This morning was apparently a brief respite in the continuing Devon downpours. I take advantage and Fenn and I explore the plashy fields whilst Mopsa wisely decides to stay in the dry.
The ground is sodden, and the clay noisily sucks at my boots making it difficult to walk at any speed. Small patches of turf give under the feet like sponge and ooze air bubbles. The ditches flow fast, washing silt and leaves further downhill and revealing a glistening stony bottom.
We head for the river which is full and fast, the waterfall which I can always hear but never see, hidden as it is by trees and assorted scratchy greenery, gushes and gurgles below our feet.
One of the trees in the big stand of oaks has fallen. It has been dead for some while and now horizontal I can rub some of its fibres apart with my hands. There may be some decent bits for making small pieces of furniture. Salvage operations will have to wait for a dryer day when tractor and trailer can be brought down here without damaging the ground.

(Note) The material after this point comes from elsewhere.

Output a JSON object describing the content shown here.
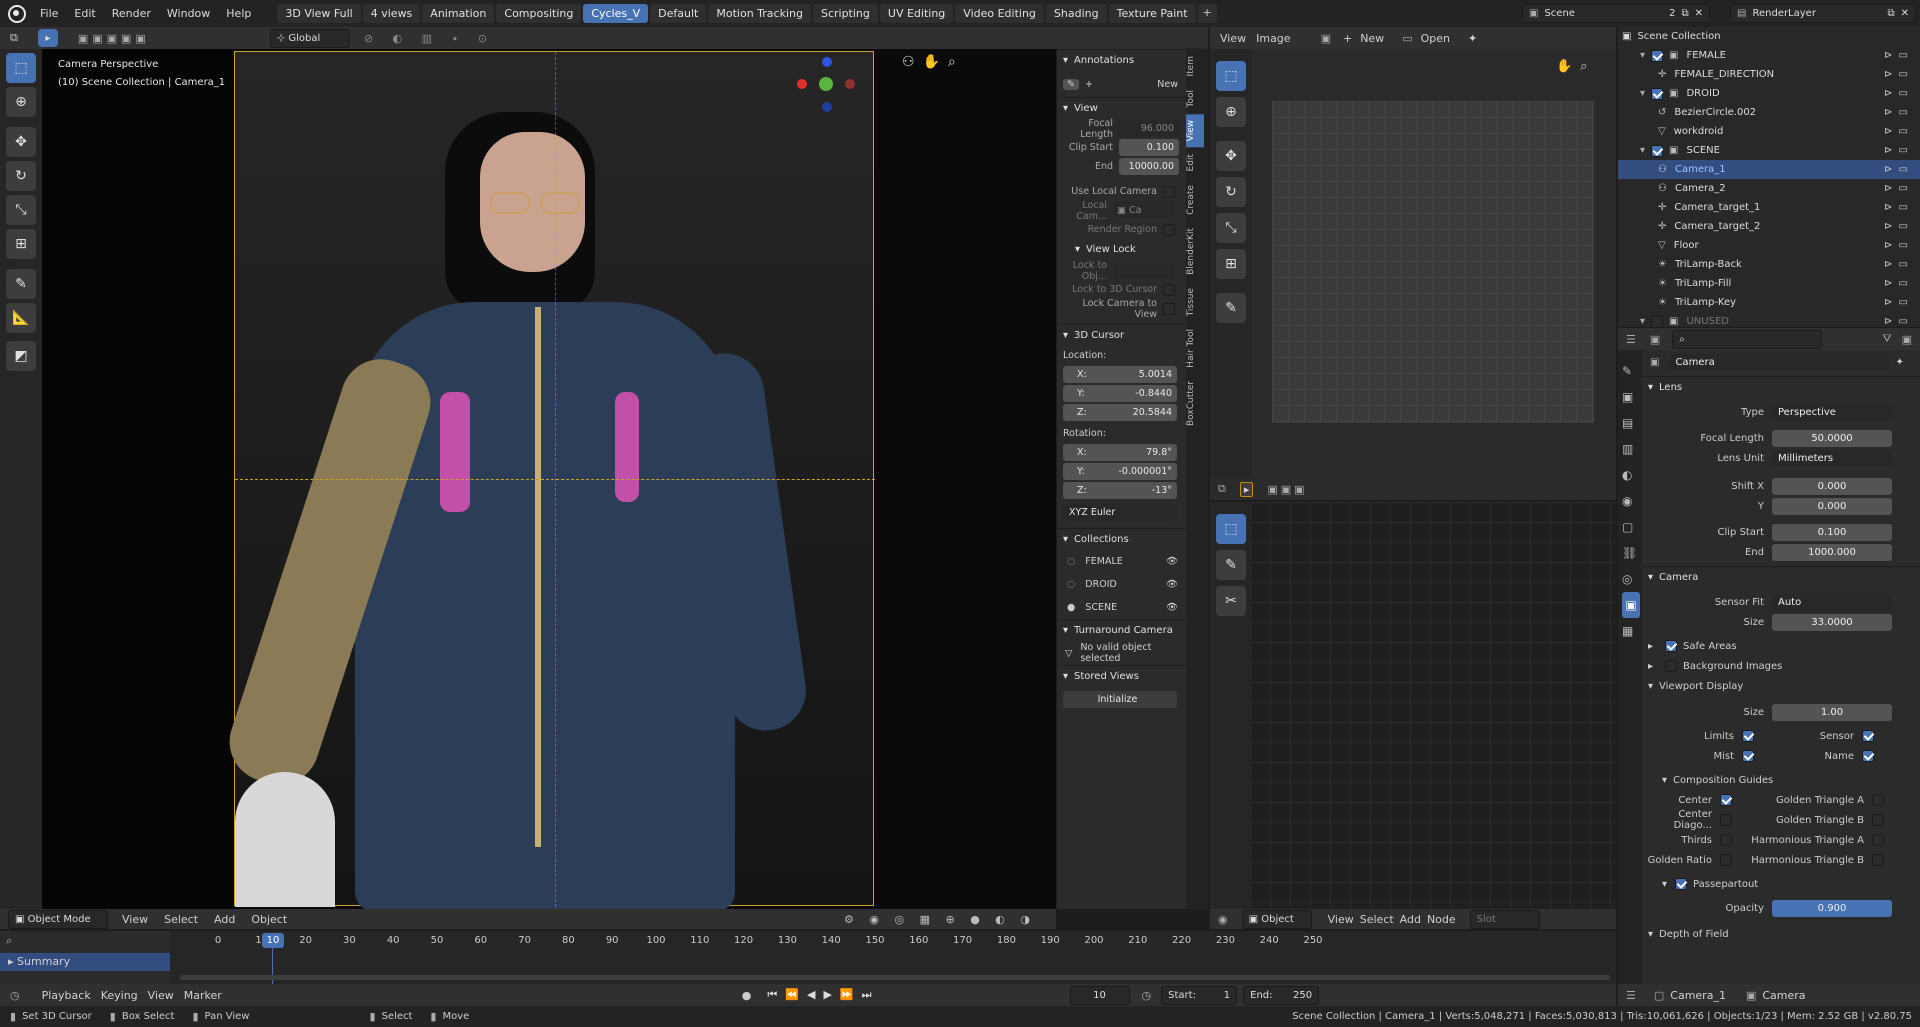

Turning into one of the green lanes fenced now from poaching hooves, the primrose leaves that never seem to die in this sheltered spot have been joined by the first pale flowers. Fenn stands impatiently by the gate to be let through to the next field, up to her elbows and belly in mud, and streaks off as I follow, clumping in my boots.